§ YOUR GOAL
If a line of the records contains the word "thumb", list it.

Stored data
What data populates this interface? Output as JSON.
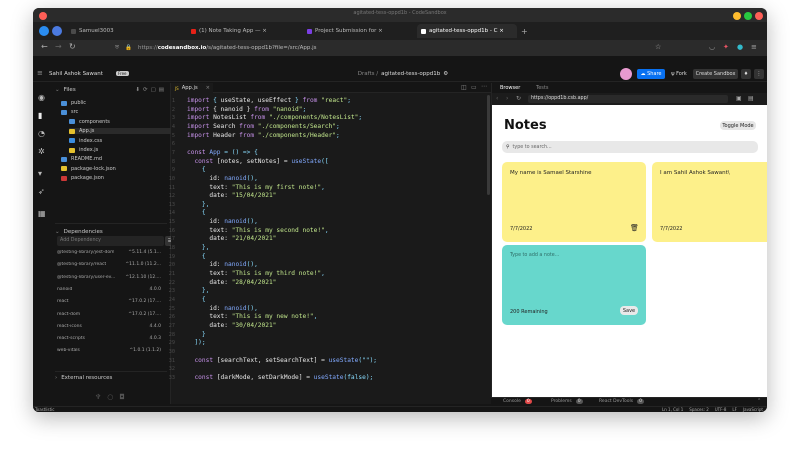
{
  "browser": {
    "window_title": "agitated-tess-oppd1b - CodeSandbox",
    "tabs": [
      {
        "label": "Samuel3003",
        "color": "#4a4a4a"
      },
      {
        "label": "(1) Note Taking App — ×",
        "color": "#e62117"
      },
      {
        "label": "Project Submission for  ×",
        "color": "#7b3fe4"
      },
      {
        "label": "agitated-tess-oppd1b - C ×",
        "color": "#ffffff"
      }
    ],
    "new_tab": "+",
    "url_prefix": "https://",
    "url_host": "codesandbox.io",
    "url_path": "/s/agitated-tess-oppd1b?file=/src/App.js"
  },
  "csb_header": {
    "user": "Sahil Ashok Sawant",
    "plan_badge": "Free",
    "breadcrumb_folder": "Drafts /",
    "sandbox_name": "agitated-tess-oppd1b",
    "share": "Share",
    "fork": "Fork",
    "create_sandbox": "Create Sandbox"
  },
  "explorer": {
    "files_title": "Files",
    "files": [
      {
        "name": "public",
        "icon": "folder",
        "depth": 0,
        "color": "#4a8fd8"
      },
      {
        "name": "src",
        "icon": "folder",
        "depth": 0,
        "color": "#4a8fd8"
      },
      {
        "name": "components",
        "icon": "folder",
        "depth": 1,
        "color": "#4a8fd8"
      },
      {
        "name": "App.js",
        "icon": "js-file",
        "depth": 1,
        "color": "#e5c12e"
      },
      {
        "name": "index.css",
        "icon": "css-file",
        "depth": 1,
        "color": "#3b8de0"
      },
      {
        "name": "index.js",
        "icon": "js-file",
        "depth": 1,
        "color": "#e5c12e"
      },
      {
        "name": "README.md",
        "icon": "info-file",
        "depth": 0,
        "color": "#4a8fd8"
      },
      {
        "name": "package-lock.json",
        "icon": "json-file",
        "depth": 0,
        "color": "#e5c12e"
      },
      {
        "name": "package.json",
        "icon": "npm-file",
        "depth": 0,
        "color": "#cb3837"
      }
    ],
    "deps_title": "Dependencies",
    "add_dep_placeholder": "Add Dependency",
    "dependencies": [
      {
        "name": "@testing-library/jest-dom",
        "version": "^5.11.4 (5.1..."
      },
      {
        "name": "@testing-library/react",
        "version": "^11.1.0 (11.2..."
      },
      {
        "name": "@testing-library/user-ev...",
        "version": "^12.1.10 (12...."
      },
      {
        "name": "nanoid",
        "version": "4.0.0"
      },
      {
        "name": "react",
        "version": "^17.0.2 (17...."
      },
      {
        "name": "react-dom",
        "version": "^17.0.2 (17...."
      },
      {
        "name": "react-icons",
        "version": "4.4.0"
      },
      {
        "name": "react-scripts",
        "version": "4.0.3"
      },
      {
        "name": "web-vitals",
        "version": "^1.0.1 (1.1.2)"
      }
    ],
    "external_title": "External resources"
  },
  "editor": {
    "tab": "App.js",
    "lines": [
      [
        [
          "kw",
          "import "
        ],
        [
          "pu",
          "{ "
        ],
        [
          "pr",
          "useState, useEffect "
        ],
        [
          "pu",
          "} "
        ],
        [
          "kw",
          "from "
        ],
        [
          "st",
          "\"react\""
        ],
        [
          "pu",
          ";"
        ]
      ],
      [
        [
          "kw",
          "import "
        ],
        [
          "pr",
          "{ nanoid } "
        ],
        [
          "kw",
          "from "
        ],
        [
          "st",
          "\"nanoid\""
        ],
        [
          "pu",
          ";"
        ]
      ],
      [
        [
          "kw",
          "import "
        ],
        [
          "pr",
          "NotesList "
        ],
        [
          "kw",
          "from "
        ],
        [
          "st",
          "\"./components/NotesList\""
        ],
        [
          "pu",
          ";"
        ]
      ],
      [
        [
          "kw",
          "import "
        ],
        [
          "pr",
          "Search "
        ],
        [
          "kw",
          "from "
        ],
        [
          "st",
          "\"./components/Search\""
        ],
        [
          "pu",
          ";"
        ]
      ],
      [
        [
          "kw",
          "import "
        ],
        [
          "pr",
          "Header "
        ],
        [
          "kw",
          "from "
        ],
        [
          "st",
          "\"./components/Header\""
        ],
        [
          "pu",
          ";"
        ]
      ],
      [],
      [
        [
          "kw",
          "const "
        ],
        [
          "fn",
          "App "
        ],
        [
          "pu",
          "= () => {"
        ]
      ],
      [
        [
          "pr",
          "  "
        ],
        [
          "kw",
          "const "
        ],
        [
          "pr",
          "[notes, setNotes] = "
        ],
        [
          "fn",
          "useState"
        ],
        [
          "pu",
          "(["
        ]
      ],
      [
        [
          "pu",
          "    {"
        ]
      ],
      [
        [
          "pr",
          "      id: "
        ],
        [
          "fn",
          "nanoid"
        ],
        [
          "pu",
          "(),"
        ]
      ],
      [
        [
          "pr",
          "      text: "
        ],
        [
          "st",
          "\"This is my first note!\""
        ],
        [
          "pu",
          ","
        ]
      ],
      [
        [
          "pr",
          "      date: "
        ],
        [
          "st",
          "\"15/04/2021\""
        ]
      ],
      [
        [
          "pu",
          "    },"
        ]
      ],
      [
        [
          "pu",
          "    {"
        ]
      ],
      [
        [
          "pr",
          "      id: "
        ],
        [
          "fn",
          "nanoid"
        ],
        [
          "pu",
          "(),"
        ]
      ],
      [
        [
          "pr",
          "      text: "
        ],
        [
          "st",
          "\"This is my second note!\""
        ],
        [
          "pu",
          ","
        ]
      ],
      [
        [
          "pr",
          "      date: "
        ],
        [
          "st",
          "\"21/04/2021\""
        ]
      ],
      [
        [
          "pu",
          "    },"
        ]
      ],
      [
        [
          "pu",
          "    {"
        ]
      ],
      [
        [
          "pr",
          "      id: "
        ],
        [
          "fn",
          "nanoid"
        ],
        [
          "pu",
          "(),"
        ]
      ],
      [
        [
          "pr",
          "      text: "
        ],
        [
          "st",
          "\"This is my third note!\""
        ],
        [
          "pu",
          ","
        ]
      ],
      [
        [
          "pr",
          "      date: "
        ],
        [
          "st",
          "\"28/04/2021\""
        ]
      ],
      [
        [
          "pu",
          "    },"
        ]
      ],
      [
        [
          "pu",
          "    {"
        ]
      ],
      [
        [
          "pr",
          "      id: "
        ],
        [
          "fn",
          "nanoid"
        ],
        [
          "pu",
          "(),"
        ]
      ],
      [
        [
          "pr",
          "      text: "
        ],
        [
          "st",
          "\"This is my new note!\""
        ],
        [
          "pu",
          ","
        ]
      ],
      [
        [
          "pr",
          "      date: "
        ],
        [
          "st",
          "\"30/04/2021\""
        ]
      ],
      [
        [
          "pu",
          "    }"
        ]
      ],
      [
        [
          "pu",
          "  ]);"
        ]
      ],
      [],
      [
        [
          "pr",
          "  "
        ],
        [
          "kw",
          "const "
        ],
        [
          "pr",
          "[searchText, setSearchText] = "
        ],
        [
          "fn",
          "useState"
        ],
        [
          "pu",
          "(\"\");"
        ]
      ],
      [],
      [
        [
          "pr",
          "  "
        ],
        [
          "kw",
          "const "
        ],
        [
          "pr",
          "[darkMode, setDarkMode] = "
        ],
        [
          "fn",
          "useState"
        ],
        [
          "pu",
          "(false);"
        ]
      ]
    ]
  },
  "preview": {
    "tab_browser": "Browser",
    "tab_tests": "Tests",
    "url": "https://oppd1b.csb.app/",
    "title": "Notes",
    "toggle_mode": "Toggle Mode",
    "search_placeholder": "type to search...",
    "notes": [
      {
        "text": "My name is Samael Starshine",
        "date": "7/7/2022"
      },
      {
        "text": "I am Sahil Ashok Sawant\\",
        "date": "7/7/2022"
      }
    ],
    "new_note_placeholder": "Type to add a note...",
    "remaining": "200 Remaining",
    "save": "Save",
    "note_color": "#fdf08a",
    "new_note_color": "#67d7cc"
  },
  "bottom": {
    "console": "Console",
    "console_count": "0",
    "problems": "Problems",
    "problems_count": "0",
    "devtools": "React DevTools",
    "devtools_count": "0"
  },
  "statusbar": {
    "left": "Toastlistic",
    "position": "Ln 1, Col 1",
    "spaces": "Spaces: 2",
    "encoding": "UTF-8",
    "eol": "LF",
    "language": "JavaScript"
  }
}
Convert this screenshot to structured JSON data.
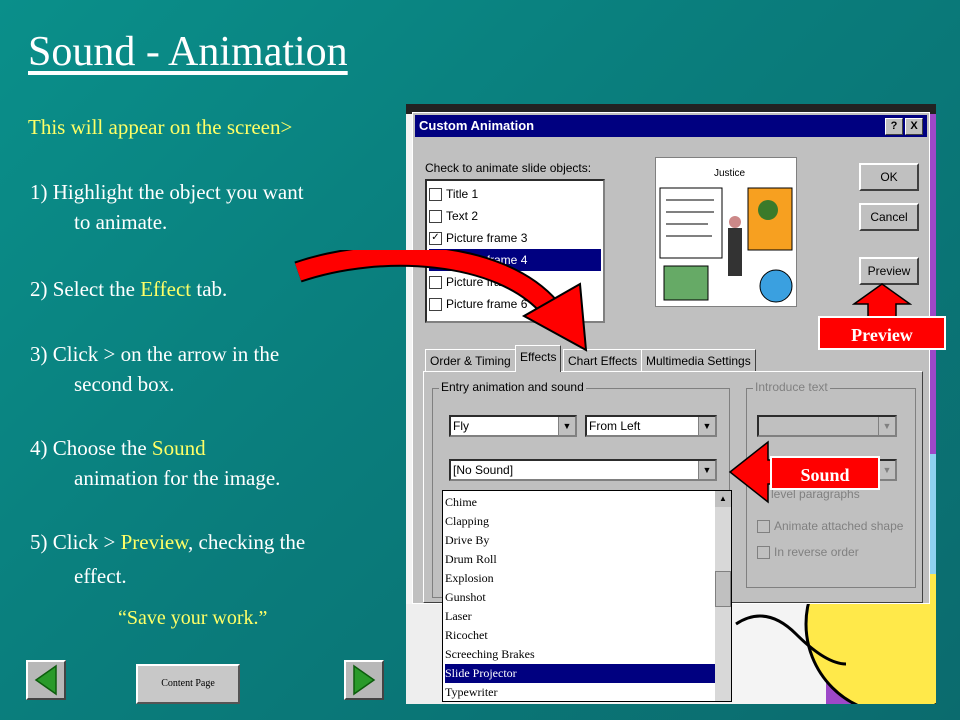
{
  "slide": {
    "title": "Sound - Animation",
    "intro": "This will appear on the screen>",
    "steps": {
      "s1a": "1)  Highlight the object you want",
      "s1b": "to animate.",
      "s2a": "2)   Select the ",
      "s2b": "Effect",
      "s2c": " tab.",
      "s3a": "3)   Click  > on the arrow in the",
      "s3b": "second box.",
      "s4a": "4)    Choose the ",
      "s4b": "Sound",
      "s4c": "animation for the image.",
      "s5a": "5)   Click > ",
      "s5b": "Preview",
      "s5c": ", checking the",
      "s5d": "effect."
    },
    "save_note": "“Save your work.”",
    "content_page_label": "Content Page"
  },
  "dialog": {
    "title": "Custom Animation",
    "help": "?",
    "close": "X",
    "check_label": "Check to animate slide objects:",
    "objects": [
      "Title 1",
      "Text 2",
      "Picture frame 3",
      "Picture frame 4",
      "Picture frame 5",
      "Picture frame 6"
    ],
    "preview_caption": "Justice",
    "buttons": {
      "ok": "OK",
      "cancel": "Cancel",
      "preview": "Preview"
    },
    "tabs": [
      "Order & Timing",
      "Effects",
      "Chart Effects",
      "Multimedia Settings"
    ],
    "entry_group": "Entry animation and sound",
    "effect_value": "Fly",
    "direction_value": "From Left",
    "sound_value": "[No Sound]",
    "introduce_group": "Introduce text",
    "level_paragraphs": "level paragraphs",
    "animate_attached": "Animate attached shape",
    "reverse_order": "In reverse order",
    "sounds": [
      "Chime",
      "Clapping",
      "Drive By",
      "Drum Roll",
      "Explosion",
      "Gunshot",
      "Laser",
      "Ricochet",
      "Screeching Brakes",
      "Slide Projector",
      "Typewriter"
    ]
  },
  "callouts": {
    "preview": "Preview",
    "sound": "Sound"
  },
  "colors": {
    "background": "#0a8f8a",
    "highlight": "#ffff66",
    "callout": "#ff0000",
    "titlebar": "#000080"
  }
}
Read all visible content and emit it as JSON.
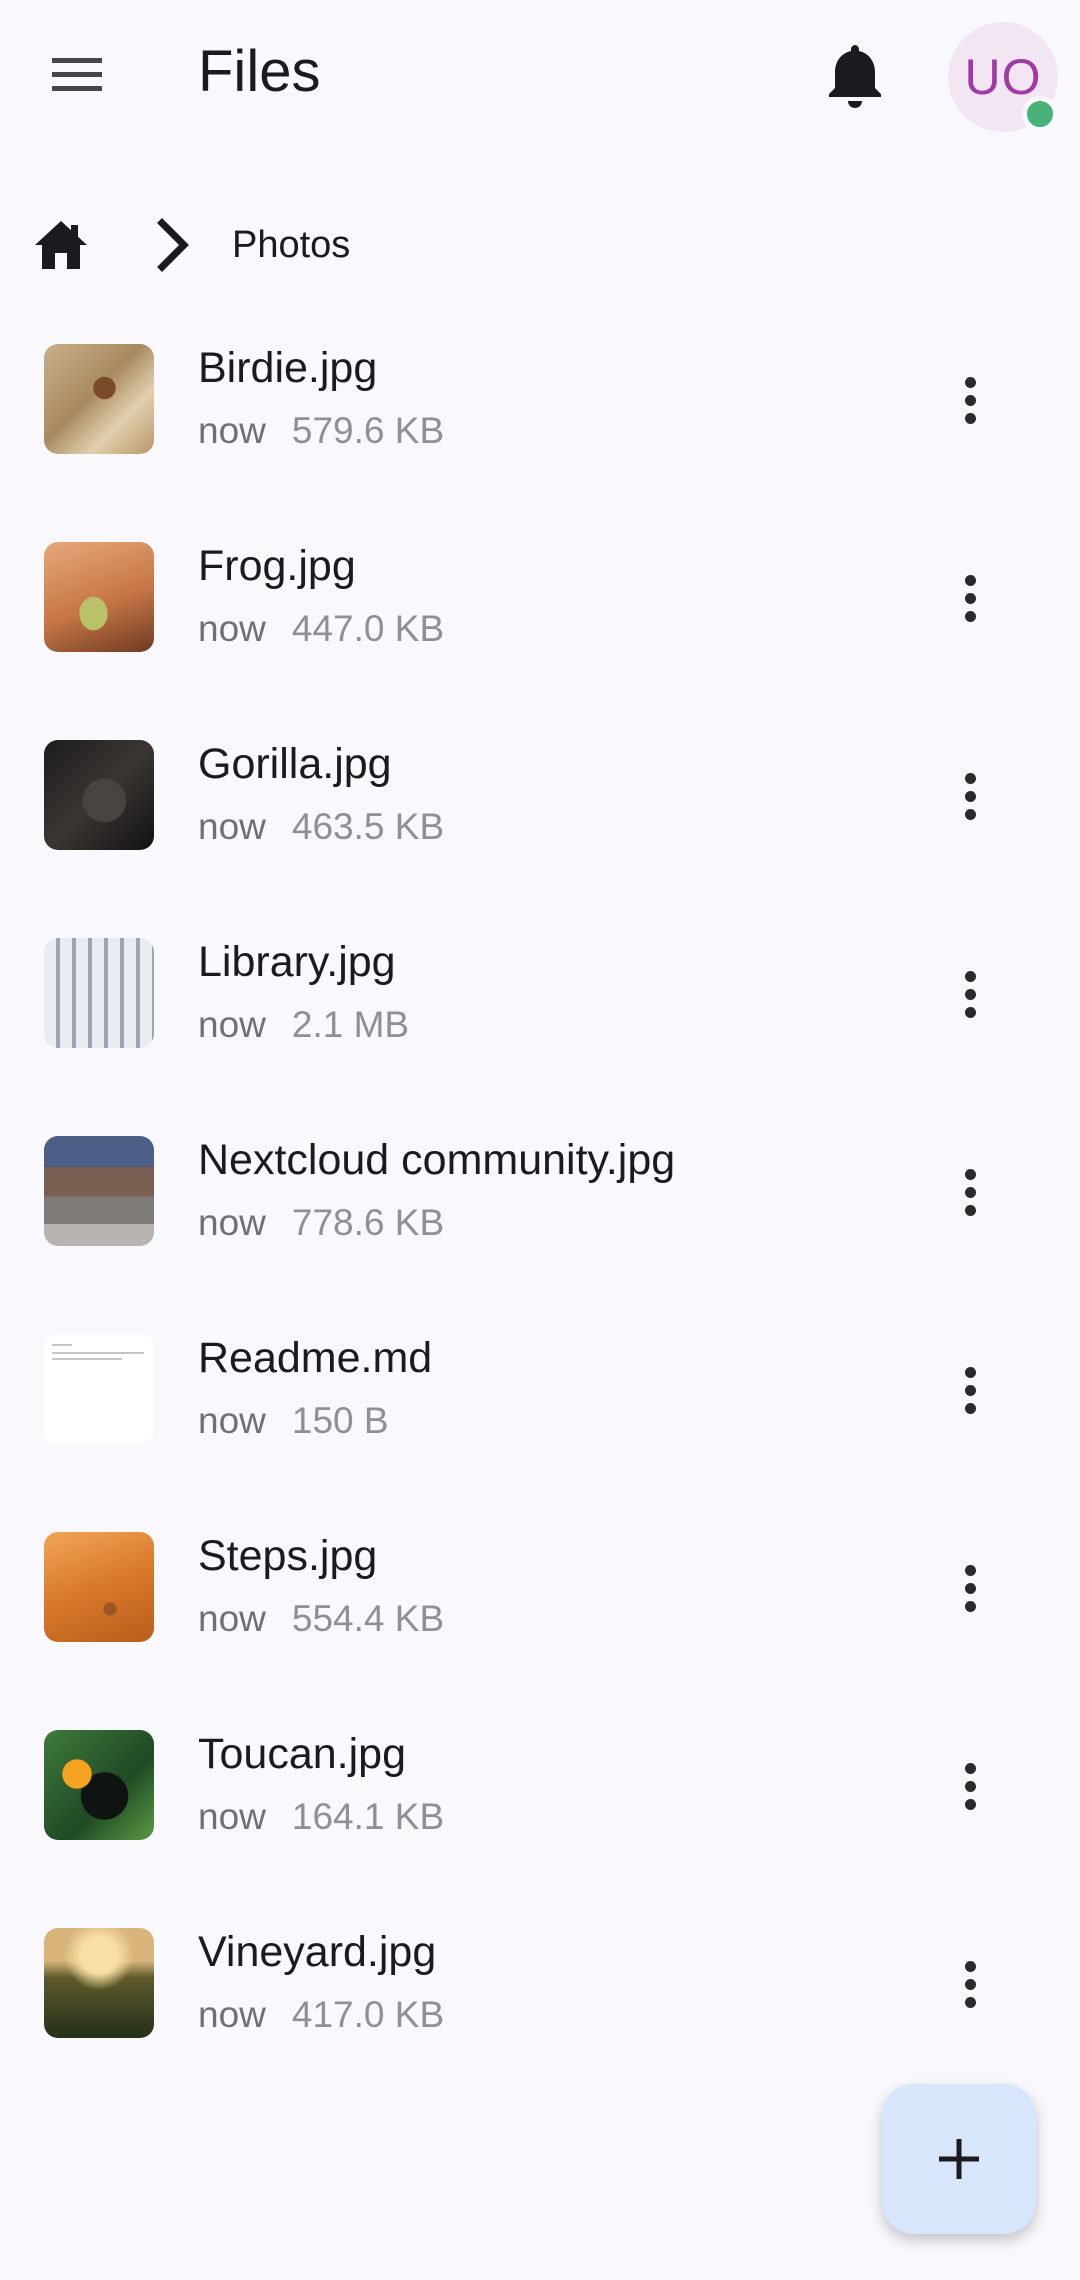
{
  "app": {
    "title": "Files"
  },
  "header": {
    "avatar_initials": "UO",
    "status_color": "#49b27a"
  },
  "breadcrumb": {
    "current": "Photos"
  },
  "files": [
    {
      "name": "Birdie.jpg",
      "date": "now",
      "size": "579.6 KB",
      "thumb": "birdie"
    },
    {
      "name": "Frog.jpg",
      "date": "now",
      "size": "447.0 KB",
      "thumb": "frog"
    },
    {
      "name": "Gorilla.jpg",
      "date": "now",
      "size": "463.5 KB",
      "thumb": "gorilla"
    },
    {
      "name": "Library.jpg",
      "date": "now",
      "size": "2.1 MB",
      "thumb": "library"
    },
    {
      "name": "Nextcloud community.jpg",
      "date": "now",
      "size": "778.6 KB",
      "thumb": "community"
    },
    {
      "name": "Readme.md",
      "date": "now",
      "size": "150 B",
      "thumb": "readme"
    },
    {
      "name": "Steps.jpg",
      "date": "now",
      "size": "554.4 KB",
      "thumb": "steps"
    },
    {
      "name": "Toucan.jpg",
      "date": "now",
      "size": "164.1 KB",
      "thumb": "toucan"
    },
    {
      "name": "Vineyard.jpg",
      "date": "now",
      "size": "417.0 KB",
      "thumb": "vineyard"
    }
  ],
  "icons": {
    "menu": "menu-icon",
    "notifications": "bell-icon",
    "home": "home-icon",
    "separator": "chevron-right-icon",
    "more": "more-vert-icon",
    "add": "plus-icon"
  },
  "colors": {
    "background": "#f9f9fd",
    "fab": "#d8e6fb",
    "avatar_bg": "#f3e6f3",
    "avatar_text": "#a03aa6"
  }
}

§ WRITTEN ANSWER
      "thumb": "birdie"
      "thumb": "frog"
      "thumb": "gorilla"
      "thumb": "library"
      "thumb": "community"
      "thumb": "readme"
      "thumb": "steps"
      "thumb": "toucan"
      "thumb": "vineyard"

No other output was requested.